At first glance, it is obvious Interim Chancellor David Ward is a nice guy. He’s charming, he has a British accent and most admirably, at 73 years old, he’s still interested in running one of the nation’s largest and most prestigious universities.
After meeting with Ward on Monday, we were impressed with his decisiveness, his knowledge of all things related to higher education and his ability to project confidence in an undoubtedly difficult time for the University of Wisconsin.
Ward was chosen to serve in a transitionary phase to stabilize UW and prepare us for a new chancellor. The Board of Regents and UW’s faculty reportedly like Ward just as much as we do, and have expressed interest in keeping him on as interim chancellor for another year. However, we’re not willing to go that far.

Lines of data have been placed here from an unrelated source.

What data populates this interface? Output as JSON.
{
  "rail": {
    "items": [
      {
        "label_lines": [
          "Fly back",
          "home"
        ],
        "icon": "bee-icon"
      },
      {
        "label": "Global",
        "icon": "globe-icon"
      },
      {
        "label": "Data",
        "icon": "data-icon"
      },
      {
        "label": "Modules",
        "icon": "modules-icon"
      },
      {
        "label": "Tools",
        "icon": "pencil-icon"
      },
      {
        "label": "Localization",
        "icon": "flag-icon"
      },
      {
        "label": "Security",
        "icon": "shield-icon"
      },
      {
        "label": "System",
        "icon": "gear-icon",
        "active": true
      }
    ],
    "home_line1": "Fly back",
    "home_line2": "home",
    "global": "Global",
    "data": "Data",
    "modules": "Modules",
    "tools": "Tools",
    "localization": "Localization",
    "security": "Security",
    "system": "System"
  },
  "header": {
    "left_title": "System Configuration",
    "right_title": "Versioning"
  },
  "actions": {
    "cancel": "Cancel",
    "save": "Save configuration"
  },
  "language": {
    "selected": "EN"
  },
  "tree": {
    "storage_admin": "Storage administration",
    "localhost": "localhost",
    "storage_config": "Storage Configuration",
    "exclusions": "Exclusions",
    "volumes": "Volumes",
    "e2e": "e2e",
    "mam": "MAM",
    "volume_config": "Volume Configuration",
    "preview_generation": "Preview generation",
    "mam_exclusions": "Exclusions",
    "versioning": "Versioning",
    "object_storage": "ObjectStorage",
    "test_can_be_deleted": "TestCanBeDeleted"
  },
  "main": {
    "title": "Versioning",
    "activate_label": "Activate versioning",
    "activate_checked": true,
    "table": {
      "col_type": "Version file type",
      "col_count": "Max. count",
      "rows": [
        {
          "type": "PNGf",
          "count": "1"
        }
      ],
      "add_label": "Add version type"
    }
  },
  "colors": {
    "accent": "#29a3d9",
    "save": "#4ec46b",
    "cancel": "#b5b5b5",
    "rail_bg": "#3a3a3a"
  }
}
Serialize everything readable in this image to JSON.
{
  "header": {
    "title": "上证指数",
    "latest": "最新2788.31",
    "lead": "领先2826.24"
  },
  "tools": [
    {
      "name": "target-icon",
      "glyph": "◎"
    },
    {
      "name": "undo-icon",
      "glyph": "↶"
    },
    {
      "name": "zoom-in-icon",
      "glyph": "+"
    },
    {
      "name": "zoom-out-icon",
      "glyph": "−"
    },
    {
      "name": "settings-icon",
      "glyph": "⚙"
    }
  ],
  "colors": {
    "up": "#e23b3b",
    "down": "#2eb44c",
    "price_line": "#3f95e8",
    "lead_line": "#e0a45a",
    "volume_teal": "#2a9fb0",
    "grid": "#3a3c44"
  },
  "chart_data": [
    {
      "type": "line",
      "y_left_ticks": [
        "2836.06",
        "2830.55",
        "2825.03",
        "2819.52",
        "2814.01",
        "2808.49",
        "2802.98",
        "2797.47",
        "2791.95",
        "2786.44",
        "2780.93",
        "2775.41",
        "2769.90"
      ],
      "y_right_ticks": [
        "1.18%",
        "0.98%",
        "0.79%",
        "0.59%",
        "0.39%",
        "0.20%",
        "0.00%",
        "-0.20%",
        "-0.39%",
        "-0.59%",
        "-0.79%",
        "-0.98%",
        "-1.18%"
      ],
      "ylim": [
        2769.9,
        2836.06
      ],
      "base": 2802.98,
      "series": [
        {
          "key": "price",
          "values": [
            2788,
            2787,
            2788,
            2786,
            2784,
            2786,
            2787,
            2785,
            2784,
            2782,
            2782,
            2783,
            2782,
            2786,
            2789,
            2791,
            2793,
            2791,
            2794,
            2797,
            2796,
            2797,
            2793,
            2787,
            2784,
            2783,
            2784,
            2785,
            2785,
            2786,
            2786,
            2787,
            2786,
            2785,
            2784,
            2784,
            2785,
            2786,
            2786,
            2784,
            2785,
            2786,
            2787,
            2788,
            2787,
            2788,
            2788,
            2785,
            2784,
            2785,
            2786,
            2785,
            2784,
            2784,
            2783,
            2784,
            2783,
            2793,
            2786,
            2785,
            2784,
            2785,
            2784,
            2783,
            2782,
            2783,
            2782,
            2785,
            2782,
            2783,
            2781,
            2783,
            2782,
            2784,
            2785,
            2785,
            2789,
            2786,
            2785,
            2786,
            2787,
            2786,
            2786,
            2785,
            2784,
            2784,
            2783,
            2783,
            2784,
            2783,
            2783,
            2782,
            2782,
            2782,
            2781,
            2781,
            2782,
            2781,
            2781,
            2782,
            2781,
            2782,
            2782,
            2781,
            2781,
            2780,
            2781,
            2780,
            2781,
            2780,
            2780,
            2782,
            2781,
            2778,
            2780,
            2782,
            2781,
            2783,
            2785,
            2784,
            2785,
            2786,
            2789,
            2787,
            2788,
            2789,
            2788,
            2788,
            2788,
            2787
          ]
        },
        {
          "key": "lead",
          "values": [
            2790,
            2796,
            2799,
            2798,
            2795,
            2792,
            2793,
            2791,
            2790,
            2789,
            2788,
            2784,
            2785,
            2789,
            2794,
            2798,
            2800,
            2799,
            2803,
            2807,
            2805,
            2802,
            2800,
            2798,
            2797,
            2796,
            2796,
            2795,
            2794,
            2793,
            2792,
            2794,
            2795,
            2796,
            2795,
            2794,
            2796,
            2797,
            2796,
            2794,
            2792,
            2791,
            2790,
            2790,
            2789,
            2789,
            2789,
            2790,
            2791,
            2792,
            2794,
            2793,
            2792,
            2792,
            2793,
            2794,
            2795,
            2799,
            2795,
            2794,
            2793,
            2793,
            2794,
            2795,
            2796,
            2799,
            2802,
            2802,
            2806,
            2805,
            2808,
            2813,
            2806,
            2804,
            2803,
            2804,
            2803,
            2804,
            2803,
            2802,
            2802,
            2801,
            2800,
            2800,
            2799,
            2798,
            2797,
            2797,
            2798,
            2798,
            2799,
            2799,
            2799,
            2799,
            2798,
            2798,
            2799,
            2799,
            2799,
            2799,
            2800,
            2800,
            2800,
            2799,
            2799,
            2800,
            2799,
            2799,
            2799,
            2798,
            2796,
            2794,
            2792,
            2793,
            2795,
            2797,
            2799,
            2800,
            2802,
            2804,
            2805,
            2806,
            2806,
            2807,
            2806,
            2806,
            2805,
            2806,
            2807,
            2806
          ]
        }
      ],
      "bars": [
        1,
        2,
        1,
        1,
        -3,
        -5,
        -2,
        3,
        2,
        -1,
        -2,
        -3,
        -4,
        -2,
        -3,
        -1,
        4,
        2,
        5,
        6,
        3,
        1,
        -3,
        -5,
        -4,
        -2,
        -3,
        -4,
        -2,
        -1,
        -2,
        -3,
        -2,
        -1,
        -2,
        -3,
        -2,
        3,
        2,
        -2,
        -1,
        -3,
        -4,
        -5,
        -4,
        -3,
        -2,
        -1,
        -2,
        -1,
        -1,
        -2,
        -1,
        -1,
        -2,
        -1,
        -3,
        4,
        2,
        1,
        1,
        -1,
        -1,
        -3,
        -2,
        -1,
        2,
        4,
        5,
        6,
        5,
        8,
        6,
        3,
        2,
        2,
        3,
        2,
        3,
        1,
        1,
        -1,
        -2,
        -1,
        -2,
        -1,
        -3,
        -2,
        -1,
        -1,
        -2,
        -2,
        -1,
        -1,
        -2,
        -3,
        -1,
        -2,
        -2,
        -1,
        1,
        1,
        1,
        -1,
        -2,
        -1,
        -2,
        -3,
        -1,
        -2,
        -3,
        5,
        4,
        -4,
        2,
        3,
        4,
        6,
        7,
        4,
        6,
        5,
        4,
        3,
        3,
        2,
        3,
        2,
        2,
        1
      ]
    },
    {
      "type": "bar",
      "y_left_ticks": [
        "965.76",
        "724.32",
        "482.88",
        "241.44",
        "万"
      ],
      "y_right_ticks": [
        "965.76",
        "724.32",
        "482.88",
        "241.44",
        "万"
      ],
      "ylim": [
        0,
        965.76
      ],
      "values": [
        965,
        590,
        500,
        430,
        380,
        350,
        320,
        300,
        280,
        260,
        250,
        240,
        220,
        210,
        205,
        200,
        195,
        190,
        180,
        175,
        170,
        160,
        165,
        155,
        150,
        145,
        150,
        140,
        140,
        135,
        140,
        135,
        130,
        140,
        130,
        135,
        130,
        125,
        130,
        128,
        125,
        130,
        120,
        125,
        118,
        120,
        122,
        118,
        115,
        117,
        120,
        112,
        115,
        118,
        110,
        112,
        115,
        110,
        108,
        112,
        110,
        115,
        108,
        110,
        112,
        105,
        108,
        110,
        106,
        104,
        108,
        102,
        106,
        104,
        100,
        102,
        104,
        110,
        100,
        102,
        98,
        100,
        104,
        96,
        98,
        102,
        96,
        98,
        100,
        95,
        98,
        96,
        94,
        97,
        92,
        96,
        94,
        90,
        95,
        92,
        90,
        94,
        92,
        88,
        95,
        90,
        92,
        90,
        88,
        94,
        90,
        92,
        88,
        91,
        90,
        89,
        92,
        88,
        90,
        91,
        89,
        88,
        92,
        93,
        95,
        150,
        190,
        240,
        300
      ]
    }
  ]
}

Ward worked as the president of the American Council on Education, a prestigious job in Washington that helped him cultivate relationships with some of the most important figures in higher education. The University Committee, Associated Students of Madison and the Academic Staff Executive Committee all have called for Ward to stay on, arguing that UW’s negative national media attention throughout the last year will deter the best candidates from applying for the chancellorship. This would push back the search for a new leader one year.
Ward has already proven himself to be an effective chancellor in laying the groundwork for a new leader. He has not introduced any initiatives a new chancellor couldn’t handle, and he has said his priority is rebuilding a strained relationship with the regents and navigating UW through a series of budget cuts coming down from the state level.
Ward’s decision to come back to UW alone shows the recovering status of the institution; he has been, and continues to be, one of the most respected national higher education leaders. To follow a chancellor like Ward would be a distinct honor for his replacement.
Put simply, we need a new chancellor to help us move forward. We shouldn’t pessimistically ask ourselves, “Who would want to be chancellor now?” With Ward cleaning things up, we should instead ask ourselves, “Who wouldn’t?”